In her Last Lecture, Professor Jody Freeman LL.M. ’91 S.J.D. ’95 encouraged the class of 2018 to think broadly about what success means, in their future career and also in life.

The Last Lecture Series is organized by the 3L and LL.M. Class Marshals, and asks HLS professors to give talks addressing the graduating class. This year’s series also featured Professors Alex Whiting, Carol Steiker ’86, and Paul Butler ’86.

“This is a very important moment for you; I think it deserves serious reflection,” said Freeman, urging students to unplug and find the space to think about where they have been and where they are going. “You’re about to launch yourselves into the rest of your life,” she said, “I do think it’s as dramatic as it sounds.”

Freeman then detailed the skills earned by a Harvard legal training–the capacity for scrutiny, the ability to anticipate problems, persistence, and argumentation among them–that will serve the students well, whether or not they go on to practice law.

Encouraging students to recognize that there are infinite career options, Freeman listed the achievements of illustrious HLS alumni, from presidents to activists to actors to poets, examples of legal training empowering them to “live their dreams.”

However, she continued, “there is more to life than work, and the means of your work matters. There is only one thing, and that is life.” She then listed her 12 tips to a successful life, including: “act with integrity” (number one), “do things that give you a feeling of aliveness” (number three), “choose your mentors carefully” (number seven), “say yes, and trust that you will figure it out” (number 11), and the final: “re-introduce yourself to yourself–integrate who you’ve always been with what you’ve learned here.”

Freeman cautioned against listening to the new strain of anti-intellectualism, “as if there’s something wrong with being smart, or being curious and invested in ideas.” Facts and reason are in urgent need of defense, she continued, “it is actually a fantastic time to be a lawyer–you are needed, you are valuable–you are ready.”

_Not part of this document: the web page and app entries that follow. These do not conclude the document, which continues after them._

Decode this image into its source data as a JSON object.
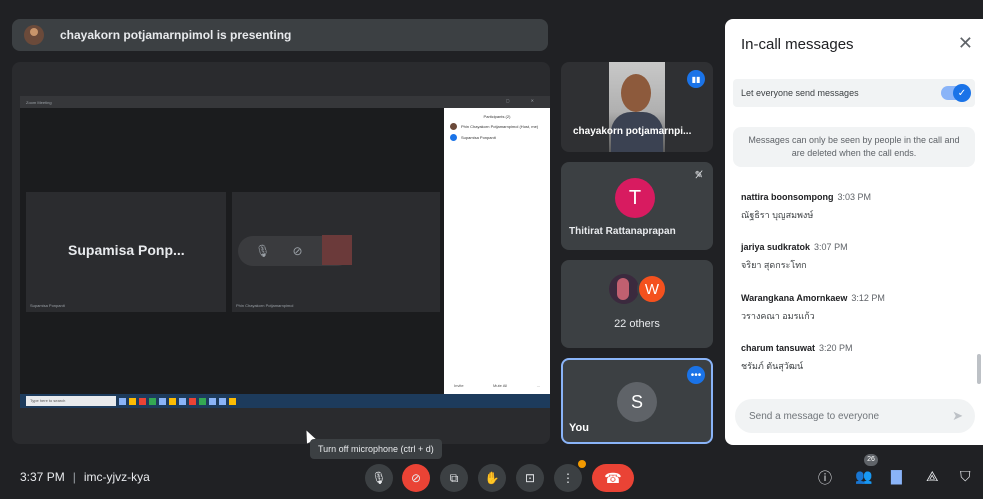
{
  "banner": {
    "text": "chayakorn potjamarnpimol is presenting"
  },
  "presentation": {
    "window_title": "Zoom Meeting",
    "tile_name": "Supamisa Ponp...",
    "tile_caption_left": "Supamisa Ponpanit",
    "tile_caption_right": "Phin Chayakorn Potjamarnpimol",
    "participants_header": "Participants (2)",
    "participants": [
      "Phin Chayakorn Potjamarnpimol (Host, me)",
      "Supamisa Ponpanit"
    ],
    "panel_buttons": [
      "Invite",
      "Mute All",
      "..."
    ],
    "taskbar_search": "Type here to search"
  },
  "tiles": [
    {
      "name": "chayakorn potjamarnpi..."
    },
    {
      "initial": "T",
      "name": "Thitirat Rattanaprapan",
      "color": "#d81b60"
    },
    {
      "initial": "W",
      "name": "22 others",
      "color": "#f4511e"
    },
    {
      "initial": "S",
      "name": "You",
      "color": "#5f6368"
    }
  ],
  "chat": {
    "title": "In-call messages",
    "toggle_label": "Let everyone send messages",
    "toggle_on": true,
    "notice": "Messages can only be seen by people in the call and are deleted when the call ends.",
    "messages": [
      {
        "sender": "nattira boonsompong",
        "time": "3:03 PM",
        "text": "ณัฐธิรา บุญสมพงษ์"
      },
      {
        "sender": "jariya sudkratok",
        "time": "3:07 PM",
        "text": "จริยา สุดกระโทก"
      },
      {
        "sender": "Warangkana Amornkaew",
        "time": "3:12 PM",
        "text": "วรางคณา อมรแก้ว"
      },
      {
        "sender": "charum tansuwat",
        "time": "3:20 PM",
        "text": "ชรัมภ์ ตันสุวัฒน์"
      }
    ],
    "input_placeholder": "Send a message to everyone"
  },
  "tooltip": "Turn off microphone (ctrl + d)",
  "bottom": {
    "time": "3:37 PM",
    "separator": "|",
    "meeting_code": "imc-yjvz-kya",
    "participant_count": "26"
  },
  "accent": "#1a73e8",
  "danger": "#ea4335"
}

Freeman closed her lecture with an exhortation to commit to “good and honorable lives.” She is counting on them, she said, “to help bend the arc of the moral universe, inch by inch, towards justice.”